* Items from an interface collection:
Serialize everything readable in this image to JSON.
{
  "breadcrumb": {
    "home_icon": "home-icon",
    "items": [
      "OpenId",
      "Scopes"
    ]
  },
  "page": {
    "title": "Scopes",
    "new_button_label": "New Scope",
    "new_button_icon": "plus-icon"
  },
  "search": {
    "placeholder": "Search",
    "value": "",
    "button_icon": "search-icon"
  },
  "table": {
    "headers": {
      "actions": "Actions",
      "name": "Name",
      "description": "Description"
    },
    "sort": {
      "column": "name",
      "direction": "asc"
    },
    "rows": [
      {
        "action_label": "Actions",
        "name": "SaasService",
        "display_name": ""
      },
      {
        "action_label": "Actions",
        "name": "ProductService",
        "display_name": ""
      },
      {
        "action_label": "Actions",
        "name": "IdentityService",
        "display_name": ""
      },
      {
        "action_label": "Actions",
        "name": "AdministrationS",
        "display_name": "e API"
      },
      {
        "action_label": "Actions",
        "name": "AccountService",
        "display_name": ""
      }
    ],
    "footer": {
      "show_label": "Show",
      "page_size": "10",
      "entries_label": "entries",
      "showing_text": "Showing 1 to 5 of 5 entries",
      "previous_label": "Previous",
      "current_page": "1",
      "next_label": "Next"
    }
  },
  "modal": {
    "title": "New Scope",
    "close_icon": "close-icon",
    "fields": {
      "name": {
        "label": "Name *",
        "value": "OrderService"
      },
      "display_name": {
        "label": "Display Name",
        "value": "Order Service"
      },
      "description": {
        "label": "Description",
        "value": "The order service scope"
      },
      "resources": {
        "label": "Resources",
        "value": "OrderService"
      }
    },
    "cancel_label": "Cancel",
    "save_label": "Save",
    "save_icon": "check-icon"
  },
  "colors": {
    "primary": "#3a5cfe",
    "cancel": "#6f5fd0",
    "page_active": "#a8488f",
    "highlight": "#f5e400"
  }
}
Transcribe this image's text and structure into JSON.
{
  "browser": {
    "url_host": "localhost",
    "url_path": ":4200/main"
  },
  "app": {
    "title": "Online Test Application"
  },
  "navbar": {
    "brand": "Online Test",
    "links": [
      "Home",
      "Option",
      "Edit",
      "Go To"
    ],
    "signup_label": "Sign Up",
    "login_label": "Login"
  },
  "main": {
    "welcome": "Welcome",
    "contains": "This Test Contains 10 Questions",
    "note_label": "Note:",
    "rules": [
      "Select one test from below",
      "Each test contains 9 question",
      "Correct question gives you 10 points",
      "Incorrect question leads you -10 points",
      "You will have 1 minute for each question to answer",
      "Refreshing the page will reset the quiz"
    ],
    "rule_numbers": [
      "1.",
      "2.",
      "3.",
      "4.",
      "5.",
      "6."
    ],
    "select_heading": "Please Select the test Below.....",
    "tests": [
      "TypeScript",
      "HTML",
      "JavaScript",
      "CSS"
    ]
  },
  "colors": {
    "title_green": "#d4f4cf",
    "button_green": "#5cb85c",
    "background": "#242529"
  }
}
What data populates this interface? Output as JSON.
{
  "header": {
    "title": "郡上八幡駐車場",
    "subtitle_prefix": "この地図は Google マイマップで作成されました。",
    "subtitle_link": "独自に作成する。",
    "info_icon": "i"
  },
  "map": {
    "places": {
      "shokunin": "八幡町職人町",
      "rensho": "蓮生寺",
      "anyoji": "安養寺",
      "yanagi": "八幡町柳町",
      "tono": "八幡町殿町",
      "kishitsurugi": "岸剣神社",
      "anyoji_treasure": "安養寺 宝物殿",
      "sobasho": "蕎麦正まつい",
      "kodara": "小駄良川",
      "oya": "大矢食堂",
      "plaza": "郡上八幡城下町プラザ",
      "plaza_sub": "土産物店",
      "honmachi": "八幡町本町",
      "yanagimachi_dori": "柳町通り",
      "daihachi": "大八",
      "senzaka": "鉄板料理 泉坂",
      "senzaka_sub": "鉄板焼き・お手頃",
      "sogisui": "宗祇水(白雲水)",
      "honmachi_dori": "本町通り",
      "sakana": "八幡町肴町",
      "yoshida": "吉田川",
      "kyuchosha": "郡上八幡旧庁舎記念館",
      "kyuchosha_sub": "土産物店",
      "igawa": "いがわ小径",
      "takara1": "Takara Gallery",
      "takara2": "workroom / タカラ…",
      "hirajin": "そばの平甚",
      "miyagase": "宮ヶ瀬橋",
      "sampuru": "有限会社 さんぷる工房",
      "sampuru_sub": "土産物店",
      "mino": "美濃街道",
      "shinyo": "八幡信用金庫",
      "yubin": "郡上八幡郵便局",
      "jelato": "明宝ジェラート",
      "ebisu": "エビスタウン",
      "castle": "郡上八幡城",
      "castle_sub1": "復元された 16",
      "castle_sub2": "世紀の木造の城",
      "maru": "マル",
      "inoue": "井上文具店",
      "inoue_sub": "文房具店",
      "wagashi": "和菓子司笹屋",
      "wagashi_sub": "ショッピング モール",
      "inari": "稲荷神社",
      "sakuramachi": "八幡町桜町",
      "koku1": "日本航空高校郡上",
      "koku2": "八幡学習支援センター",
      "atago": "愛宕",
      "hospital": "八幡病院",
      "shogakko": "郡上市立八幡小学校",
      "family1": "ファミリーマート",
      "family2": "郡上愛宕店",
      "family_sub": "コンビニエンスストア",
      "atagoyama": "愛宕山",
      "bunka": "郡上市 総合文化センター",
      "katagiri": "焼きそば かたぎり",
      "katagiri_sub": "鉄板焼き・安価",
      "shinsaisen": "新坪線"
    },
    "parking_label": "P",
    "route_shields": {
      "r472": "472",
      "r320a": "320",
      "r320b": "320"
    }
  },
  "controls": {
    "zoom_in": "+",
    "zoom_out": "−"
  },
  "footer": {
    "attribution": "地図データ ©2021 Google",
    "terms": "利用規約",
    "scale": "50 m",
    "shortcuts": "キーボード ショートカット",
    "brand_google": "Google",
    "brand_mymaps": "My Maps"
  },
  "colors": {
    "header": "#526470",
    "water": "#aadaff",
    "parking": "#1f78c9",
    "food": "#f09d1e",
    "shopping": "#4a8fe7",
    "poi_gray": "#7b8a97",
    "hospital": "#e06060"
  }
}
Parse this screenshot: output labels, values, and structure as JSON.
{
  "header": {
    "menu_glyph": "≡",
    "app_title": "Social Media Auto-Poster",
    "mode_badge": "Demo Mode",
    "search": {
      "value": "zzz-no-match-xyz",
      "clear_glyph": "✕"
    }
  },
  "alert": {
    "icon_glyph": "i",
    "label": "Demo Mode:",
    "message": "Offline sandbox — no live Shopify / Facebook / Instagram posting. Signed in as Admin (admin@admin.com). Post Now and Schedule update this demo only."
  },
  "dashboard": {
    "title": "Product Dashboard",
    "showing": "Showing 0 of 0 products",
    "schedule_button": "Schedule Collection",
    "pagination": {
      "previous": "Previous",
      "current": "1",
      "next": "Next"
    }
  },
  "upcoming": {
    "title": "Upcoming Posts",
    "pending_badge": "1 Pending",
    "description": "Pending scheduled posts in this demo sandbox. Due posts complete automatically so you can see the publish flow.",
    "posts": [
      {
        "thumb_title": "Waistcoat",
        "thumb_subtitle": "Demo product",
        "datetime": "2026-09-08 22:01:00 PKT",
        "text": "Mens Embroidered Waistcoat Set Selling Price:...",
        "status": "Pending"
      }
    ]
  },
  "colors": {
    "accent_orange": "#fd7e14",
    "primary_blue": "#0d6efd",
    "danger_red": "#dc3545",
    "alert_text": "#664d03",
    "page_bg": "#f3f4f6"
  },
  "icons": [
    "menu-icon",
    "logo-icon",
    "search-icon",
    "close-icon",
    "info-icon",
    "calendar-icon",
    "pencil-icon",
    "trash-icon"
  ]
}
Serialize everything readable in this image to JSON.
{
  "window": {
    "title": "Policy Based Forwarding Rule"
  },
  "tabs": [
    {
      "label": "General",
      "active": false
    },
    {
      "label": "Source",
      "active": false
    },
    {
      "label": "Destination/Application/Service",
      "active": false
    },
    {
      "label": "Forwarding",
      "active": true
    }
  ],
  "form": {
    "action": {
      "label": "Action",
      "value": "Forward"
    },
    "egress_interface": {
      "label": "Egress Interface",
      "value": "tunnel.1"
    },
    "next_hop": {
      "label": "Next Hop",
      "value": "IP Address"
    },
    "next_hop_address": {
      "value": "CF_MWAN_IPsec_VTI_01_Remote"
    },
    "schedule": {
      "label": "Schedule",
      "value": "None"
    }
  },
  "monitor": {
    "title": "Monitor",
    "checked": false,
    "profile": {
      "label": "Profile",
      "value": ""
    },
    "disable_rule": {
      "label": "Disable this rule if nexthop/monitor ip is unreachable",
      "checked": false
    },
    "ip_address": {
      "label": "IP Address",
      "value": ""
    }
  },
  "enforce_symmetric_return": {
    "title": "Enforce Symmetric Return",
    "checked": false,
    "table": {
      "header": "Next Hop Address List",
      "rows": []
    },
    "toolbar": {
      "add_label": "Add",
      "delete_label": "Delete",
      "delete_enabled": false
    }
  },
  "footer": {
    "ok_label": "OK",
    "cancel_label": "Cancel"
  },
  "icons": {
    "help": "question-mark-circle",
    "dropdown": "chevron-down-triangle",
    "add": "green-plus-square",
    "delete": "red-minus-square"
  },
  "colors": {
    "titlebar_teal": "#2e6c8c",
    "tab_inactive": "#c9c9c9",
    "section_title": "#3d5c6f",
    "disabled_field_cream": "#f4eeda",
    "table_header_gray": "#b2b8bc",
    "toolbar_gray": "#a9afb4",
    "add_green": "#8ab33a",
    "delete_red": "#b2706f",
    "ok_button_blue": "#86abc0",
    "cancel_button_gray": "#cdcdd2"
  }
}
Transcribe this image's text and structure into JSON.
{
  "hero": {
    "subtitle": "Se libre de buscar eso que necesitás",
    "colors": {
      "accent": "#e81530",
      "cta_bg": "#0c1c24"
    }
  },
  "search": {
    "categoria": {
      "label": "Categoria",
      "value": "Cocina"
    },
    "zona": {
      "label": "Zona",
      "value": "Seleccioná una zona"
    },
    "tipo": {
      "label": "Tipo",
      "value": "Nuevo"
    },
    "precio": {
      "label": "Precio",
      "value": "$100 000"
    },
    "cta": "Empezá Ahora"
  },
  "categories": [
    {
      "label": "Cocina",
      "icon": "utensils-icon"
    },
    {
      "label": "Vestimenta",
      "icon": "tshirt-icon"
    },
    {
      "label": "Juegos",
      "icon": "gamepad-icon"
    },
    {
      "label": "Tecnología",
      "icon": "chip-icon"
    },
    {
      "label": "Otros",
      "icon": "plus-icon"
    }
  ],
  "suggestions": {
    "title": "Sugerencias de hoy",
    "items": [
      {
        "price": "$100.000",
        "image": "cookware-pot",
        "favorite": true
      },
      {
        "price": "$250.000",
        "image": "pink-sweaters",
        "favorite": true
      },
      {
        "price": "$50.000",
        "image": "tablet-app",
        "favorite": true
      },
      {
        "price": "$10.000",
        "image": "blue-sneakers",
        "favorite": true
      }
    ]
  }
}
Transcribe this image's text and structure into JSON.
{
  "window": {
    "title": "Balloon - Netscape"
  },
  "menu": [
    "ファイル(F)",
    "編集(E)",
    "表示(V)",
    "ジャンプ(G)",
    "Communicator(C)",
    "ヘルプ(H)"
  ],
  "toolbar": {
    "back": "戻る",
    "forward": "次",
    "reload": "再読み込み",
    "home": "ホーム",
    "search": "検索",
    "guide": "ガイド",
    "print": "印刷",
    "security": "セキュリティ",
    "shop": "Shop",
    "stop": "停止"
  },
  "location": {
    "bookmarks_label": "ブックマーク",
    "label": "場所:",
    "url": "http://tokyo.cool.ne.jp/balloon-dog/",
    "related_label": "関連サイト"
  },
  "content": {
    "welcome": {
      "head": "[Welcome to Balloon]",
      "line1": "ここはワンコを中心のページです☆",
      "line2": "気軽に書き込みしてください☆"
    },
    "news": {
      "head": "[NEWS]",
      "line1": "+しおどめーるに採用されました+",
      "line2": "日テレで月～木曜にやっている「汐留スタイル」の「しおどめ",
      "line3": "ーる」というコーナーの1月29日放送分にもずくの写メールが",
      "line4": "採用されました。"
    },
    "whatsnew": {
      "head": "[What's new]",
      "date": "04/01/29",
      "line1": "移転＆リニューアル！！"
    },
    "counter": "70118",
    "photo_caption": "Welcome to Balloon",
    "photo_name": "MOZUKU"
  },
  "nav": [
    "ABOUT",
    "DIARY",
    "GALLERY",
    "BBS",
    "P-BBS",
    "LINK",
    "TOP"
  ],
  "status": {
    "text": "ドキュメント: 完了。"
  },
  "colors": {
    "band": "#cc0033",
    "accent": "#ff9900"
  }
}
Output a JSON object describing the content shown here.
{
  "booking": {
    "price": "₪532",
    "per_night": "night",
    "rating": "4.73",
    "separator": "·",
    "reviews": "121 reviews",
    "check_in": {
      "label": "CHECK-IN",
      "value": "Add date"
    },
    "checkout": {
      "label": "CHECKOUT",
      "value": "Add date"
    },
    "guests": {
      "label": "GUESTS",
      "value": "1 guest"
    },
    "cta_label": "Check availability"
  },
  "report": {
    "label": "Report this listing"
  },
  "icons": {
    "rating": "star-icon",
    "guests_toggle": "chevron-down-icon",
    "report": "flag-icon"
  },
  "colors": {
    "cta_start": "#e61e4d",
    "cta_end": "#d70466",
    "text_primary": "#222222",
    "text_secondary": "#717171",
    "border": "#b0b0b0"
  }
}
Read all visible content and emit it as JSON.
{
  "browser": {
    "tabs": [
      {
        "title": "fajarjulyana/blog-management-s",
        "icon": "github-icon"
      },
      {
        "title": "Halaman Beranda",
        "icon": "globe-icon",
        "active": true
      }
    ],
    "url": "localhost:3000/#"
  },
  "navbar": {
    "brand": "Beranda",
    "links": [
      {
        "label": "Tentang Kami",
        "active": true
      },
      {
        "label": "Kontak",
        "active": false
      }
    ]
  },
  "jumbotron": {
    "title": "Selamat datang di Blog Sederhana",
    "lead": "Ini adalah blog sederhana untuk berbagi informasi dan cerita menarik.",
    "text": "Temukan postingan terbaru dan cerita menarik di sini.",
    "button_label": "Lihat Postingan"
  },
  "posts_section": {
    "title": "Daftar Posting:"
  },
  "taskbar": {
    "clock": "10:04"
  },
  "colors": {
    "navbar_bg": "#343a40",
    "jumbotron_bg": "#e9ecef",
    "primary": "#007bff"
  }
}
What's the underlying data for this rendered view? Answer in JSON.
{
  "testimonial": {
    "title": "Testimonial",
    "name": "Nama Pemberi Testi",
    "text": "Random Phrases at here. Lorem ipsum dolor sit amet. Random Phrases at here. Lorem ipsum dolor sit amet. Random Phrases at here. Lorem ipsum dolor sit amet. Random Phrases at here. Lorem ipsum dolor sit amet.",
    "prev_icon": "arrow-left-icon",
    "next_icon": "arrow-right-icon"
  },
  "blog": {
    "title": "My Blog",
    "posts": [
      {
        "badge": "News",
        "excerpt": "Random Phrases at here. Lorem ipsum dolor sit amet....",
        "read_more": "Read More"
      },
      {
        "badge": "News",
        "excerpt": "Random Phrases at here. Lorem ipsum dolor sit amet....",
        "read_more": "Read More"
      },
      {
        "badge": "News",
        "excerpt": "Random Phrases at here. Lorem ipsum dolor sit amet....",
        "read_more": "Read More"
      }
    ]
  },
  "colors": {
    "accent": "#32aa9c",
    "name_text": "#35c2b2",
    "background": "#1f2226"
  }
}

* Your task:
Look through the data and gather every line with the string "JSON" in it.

* Completed task:
Serialize everything readable in this image to JSON.
Transcribe this image's text and structure into JSON.
What data populates this interface? Output as JSON.
Parse this screenshot: output labels, values, and structure as JSON.
Serialize everything readable in this image to JSON.
Transcribe this image's text and structure into JSON.
Transcribe this image's text and structure into JSON.
Output a JSON object describing the content shown here.
Read all visible content and emit it as JSON.
What's the underlying data for this rendered view? Answer in JSON.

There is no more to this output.